_WORK INSTRUCTIONS_: The full listing, returned exactly and free of pictures, is the expected answer.

_INPUT RECORDS_:

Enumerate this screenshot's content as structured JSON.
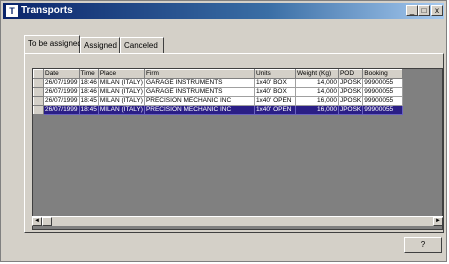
{
  "window": {
    "title": "Transports",
    "icon": "app-icon"
  },
  "titlebar_buttons": [
    "_",
    "□",
    "x"
  ],
  "tabs": [
    {
      "label": "To be assigned"
    },
    {
      "label": "Assigned"
    },
    {
      "label": "Canceled"
    }
  ],
  "table": {
    "columns": [
      "Date",
      "Time",
      "Place",
      "Firm",
      "Units",
      "Weight (Kg)",
      "POD",
      "Booking"
    ],
    "rows": [
      [
        "26/07/1999",
        "18:46",
        "MILAN (ITALY)",
        "GARAGE INSTRUMENTS",
        "1x40' BOX",
        "14,000",
        "JPOSK",
        "99900055"
      ],
      [
        "26/07/1999",
        "18:46",
        "MILAN (ITALY)",
        "GARAGE INSTRUMENTS",
        "1x40' BOX",
        "14,000",
        "JPOSK",
        "99900055"
      ],
      [
        "26/07/1999",
        "18:45",
        "MILAN (ITALY)",
        "PRECISION MECHANIC INC",
        "1x40' OPEN",
        "16,000",
        "JPOSK",
        "99900055"
      ],
      [
        "26/07/1999",
        "18:45",
        "MILAN (ITALY)",
        "PRECISION MECHANIC INC",
        "1x40' OPEN",
        "16,000",
        "JPOSK",
        "99900055"
      ]
    ],
    "selected_row": 3
  },
  "scroll": {
    "left": "◄",
    "right": "►"
  },
  "ok_button": {
    "label": "?"
  }
}
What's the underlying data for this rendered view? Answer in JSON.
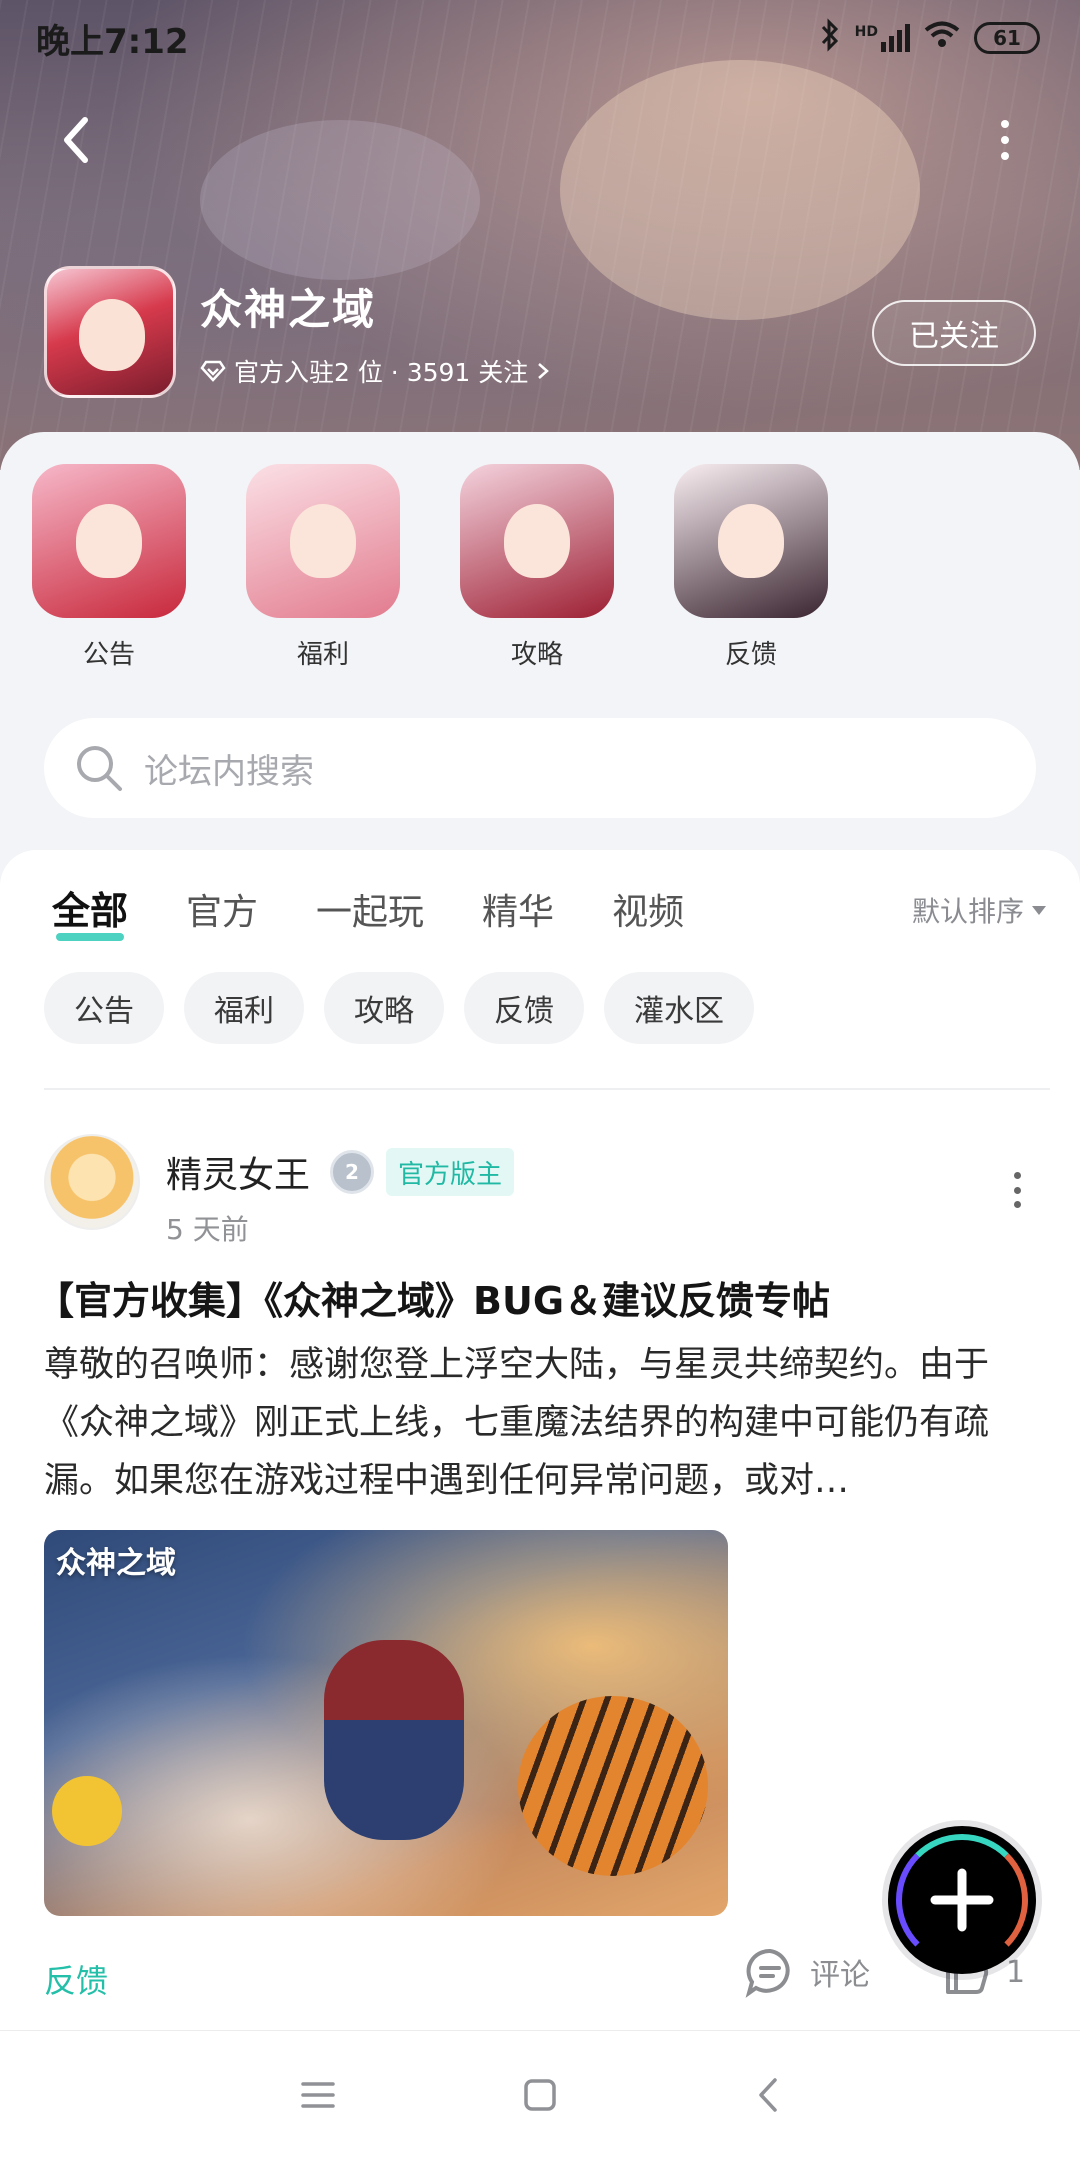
{
  "status_bar": {
    "time": "晚上7:12",
    "hd_label": "HD",
    "battery": "61"
  },
  "header": {
    "game_title": "众神之域",
    "meta_text": "官方入驻2 位 · 3591 关注",
    "follow_button": "已关注"
  },
  "quick_links": [
    {
      "label": "公告",
      "colors": [
        "#f6b8c9",
        "#c8283b"
      ]
    },
    {
      "label": "福利",
      "colors": [
        "#fbe0e6",
        "#e27b8e"
      ]
    },
    {
      "label": "攻略",
      "colors": [
        "#f4d3de",
        "#9d1f33"
      ]
    },
    {
      "label": "反馈",
      "colors": [
        "#f9eef2",
        "#3a2530"
      ]
    }
  ],
  "search": {
    "placeholder": "论坛内搜索"
  },
  "tabs": [
    {
      "label": "全部",
      "active": true
    },
    {
      "label": "官方",
      "active": false
    },
    {
      "label": "一起玩",
      "active": false
    },
    {
      "label": "精华",
      "active": false
    },
    {
      "label": "视频",
      "active": false
    }
  ],
  "sort_label": "默认排序",
  "chips": [
    "公告",
    "福利",
    "攻略",
    "反馈",
    "灌水区"
  ],
  "post": {
    "author": "精灵女王",
    "level": "2",
    "official_tag": "官方版主",
    "time": "5 天前",
    "title": "【官方收集】《众神之域》BUG＆建议反馈专帖",
    "body": "尊敬的召唤师：感谢您登上浮空大陆，与星灵共缔契约。由于《众神之域》刚正式上线，七重魔法结界的构建中可能仍有疏漏。如果您在游戏过程中遇到任何异常问题，或对…",
    "image_caption": "众神之域",
    "tag": "反馈",
    "comment_label": "评论",
    "like_count": "1"
  },
  "colors": {
    "accent": "#2ec9b6",
    "tag_text": "#23bfa8",
    "official_bg": "#e3f8f4"
  }
}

_WRITTEN REPLY_:
Enumerate this screenshot's content as structured JSON.
{
  "window": {
    "title": "Transports",
    "icon": "app-icon"
  },
  "titlebar_buttons": [
    "_",
    "□",
    "x"
  ],
  "tabs": [
    {
      "label": "To be assigned"
    },
    {
      "label": "Assigned"
    },
    {
      "label": "Canceled"
    }
  ],
  "table": {
    "columns": [
      "Date",
      "Time",
      "Place",
      "Firm",
      "Units",
      "Weight (Kg)",
      "POD",
      "Booking"
    ],
    "rows": [
      [
        "26/07/1999",
        "18:46",
        "MILAN (ITALY)",
        "GARAGE INSTRUMENTS",
        "1x40' BOX",
        "14,000",
        "JPOSK",
        "99900055"
      ],
      [
        "26/07/1999",
        "18:46",
        "MILAN (ITALY)",
        "GARAGE INSTRUMENTS",
        "1x40' BOX",
        "14,000",
        "JPOSK",
        "99900055"
      ],
      [
        "26/07/1999",
        "18:45",
        "MILAN (ITALY)",
        "PRECISION MECHANIC INC",
        "1x40' OPEN",
        "16,000",
        "JPOSK",
        "99900055"
      ],
      [
        "26/07/1999",
        "18:45",
        "MILAN (ITALY)",
        "PRECISION MECHANIC INC",
        "1x40' OPEN",
        "16,000",
        "JPOSK",
        "99900055"
      ]
    ],
    "selected_row": 3
  },
  "scroll": {
    "left": "◄",
    "right": "►"
  },
  "ok_button": {
    "label": "?"
  }
}
What's the underlying data for this rendered view? Answer in JSON.
{
  "status_bar": {
    "time": "晚上7:12",
    "hd_label": "HD",
    "battery": "61"
  },
  "header": {
    "game_title": "众神之域",
    "meta_text": "官方入驻2 位 · 3591 关注",
    "follow_button": "已关注"
  },
  "quick_links": [
    {
      "label": "公告",
      "colors": [
        "#f6b8c9",
        "#c8283b"
      ]
    },
    {
      "label": "福利",
      "colors": [
        "#fbe0e6",
        "#e27b8e"
      ]
    },
    {
      "label": "攻略",
      "colors": [
        "#f4d3de",
        "#9d1f33"
      ]
    },
    {
      "label": "反馈",
      "colors": [
        "#f9eef2",
        "#3a2530"
      ]
    }
  ],
  "search": {
    "placeholder": "论坛内搜索"
  },
  "tabs": [
    {
      "label": "全部",
      "active": true
    },
    {
      "label": "官方",
      "active": false
    },
    {
      "label": "一起玩",
      "active": false
    },
    {
      "label": "精华",
      "active": false
    },
    {
      "label": "视频",
      "active": false
    }
  ],
  "sort_label": "默认排序",
  "chips": [
    "公告",
    "福利",
    "攻略",
    "反馈",
    "灌水区"
  ],
  "post": {
    "author": "精灵女王",
    "level": "2",
    "official_tag": "官方版主",
    "time": "5 天前",
    "title": "【官方收集】《众神之域》BUG＆建议反馈专帖",
    "body": "尊敬的召唤师：感谢您登上浮空大陆，与星灵共缔契约。由于《众神之域》刚正式上线，七重魔法结界的构建中可能仍有疏漏。如果您在游戏过程中遇到任何异常问题，或对…",
    "image_caption": "众神之域",
    "tag": "反馈",
    "comment_label": "评论",
    "like_count": "1"
  },
  "colors": {
    "accent": "#2ec9b6",
    "tag_text": "#23bfa8",
    "official_bg": "#e3f8f4"
  }
}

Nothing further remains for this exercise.